Customer Connect also helps reduce wait times at MDOT MVA branches or eliminates the need for customers to come in altogether. MDOT MVA is on schedule to deploy phase two of Customer Connect, which includes driver services, in December 2021. At full deployment, Customer Connect will consolidate existing IT systems at MDOT MVA into a single portal and ensure the highest level of security to reduce the potential for fraud.
Administrator Nizer, who serves as Governor Hogan’s Highway Safety Representative, discussed the Hogan Administration’s recent announcement of $78,000 for Charles County agencies to address highway safety. The Charles County Sheriff’s Office and the La Plata Police Department were this year’s recipients. In addition, MDOT MVA’s Highway Safety Office is launching a safety campaign called Be the Driver that emphasizes driver responsibility and focuses on elements of the state’s Strategic Highway Safety Plan.
She also provided an update on REAL ID to ensure every Marylander is prepared for the new October 1, 2021, deadline. The one-year extension allows nearly 300,000 Marylanders to become REAL ID compliant through their standard driver’s license renewal process.
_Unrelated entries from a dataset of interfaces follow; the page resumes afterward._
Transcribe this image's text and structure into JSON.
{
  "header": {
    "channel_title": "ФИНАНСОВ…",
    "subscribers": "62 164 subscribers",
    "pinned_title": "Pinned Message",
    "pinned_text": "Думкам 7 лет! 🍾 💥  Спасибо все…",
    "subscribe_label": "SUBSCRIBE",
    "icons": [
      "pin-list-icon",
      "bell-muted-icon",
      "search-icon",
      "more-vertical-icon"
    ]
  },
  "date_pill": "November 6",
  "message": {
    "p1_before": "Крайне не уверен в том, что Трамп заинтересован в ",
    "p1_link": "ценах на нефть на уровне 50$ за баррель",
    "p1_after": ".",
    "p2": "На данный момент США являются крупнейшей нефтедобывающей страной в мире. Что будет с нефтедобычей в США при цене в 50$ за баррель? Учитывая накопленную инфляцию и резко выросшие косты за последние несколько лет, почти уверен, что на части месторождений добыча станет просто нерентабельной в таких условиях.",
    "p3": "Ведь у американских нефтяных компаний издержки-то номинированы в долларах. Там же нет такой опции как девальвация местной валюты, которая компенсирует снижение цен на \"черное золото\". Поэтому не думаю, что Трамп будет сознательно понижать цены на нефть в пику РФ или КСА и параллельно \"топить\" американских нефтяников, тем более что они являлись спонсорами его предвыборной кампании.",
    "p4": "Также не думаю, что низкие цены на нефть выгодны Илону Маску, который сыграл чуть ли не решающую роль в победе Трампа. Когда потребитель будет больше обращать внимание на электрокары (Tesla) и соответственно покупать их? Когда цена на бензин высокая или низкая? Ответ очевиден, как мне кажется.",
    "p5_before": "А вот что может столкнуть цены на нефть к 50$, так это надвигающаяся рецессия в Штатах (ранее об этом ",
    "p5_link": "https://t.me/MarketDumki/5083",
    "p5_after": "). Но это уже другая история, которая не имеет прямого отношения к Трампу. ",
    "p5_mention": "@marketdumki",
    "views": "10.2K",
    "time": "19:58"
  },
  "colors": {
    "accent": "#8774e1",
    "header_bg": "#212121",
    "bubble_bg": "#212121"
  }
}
Currently, 70% of Marylanders are REAL ID compliant.
MDOT MAA Administrator Ricky Smith gave an update on BWI Marshall Airport recovery from the low point during COVID-19. In April, passenger traffic was down 96% compared to the previous year.
By July, BWI Marshall Airport passenger traffic was rebounding, and accounted for 51% of the entire Washington-area market. The total at BWI Marshall was more than Ronald Reagan Washington National Airport and Dulles International Airport combined.
For the Labor Day weekend, the Transportation Security Administration performed 15,125 screenings in just one day at BWI Marshall Airport security checkpoints. This record was the highest count in nearly six months. While the aviation industry expects at least two to three years to regain pre-COVID levels, BWI Marshall Airport remains well positioned for when the industry begins its true recovery.
A number of key MDOT MAA projects are preserved as part of the CTP. Several airfield projects at BWI Marshall Airport will move forward, including a major reconstruction of Taxiway T, a primary aircraft circulation route around the terminal. This project will be fully funded by the federal government, with more than $11 million in Coronavirus Aid, Relief, and Economic Security (CARES) Act funds.
In addition, a five-gate extension of Concourse A is nearing completion with three new food and retail concessions continuing to build-out their operations. The design process for a major terminal restroom renovation program is being finalized with construction expected to begin in early 2021. MDOT MAA also is working with the Federal Aviation Administration on the extensive Environmental Assessment process for the next phase of improvements at BWI Marshall and Martin State airports.
In addition to the work at BWI Marshall Airport and Martin State Airport, MDOT MAA will continue to support and foster aviation across Maryland by working with 35 public-use airports. For FY 2021, MDOT MAA intends to provide $2.35 million to regional airports across Maryland. Maryland Airport will receive $514,000 in state aviation grant assistance for airfield maintenance equipment and apron pavement construction.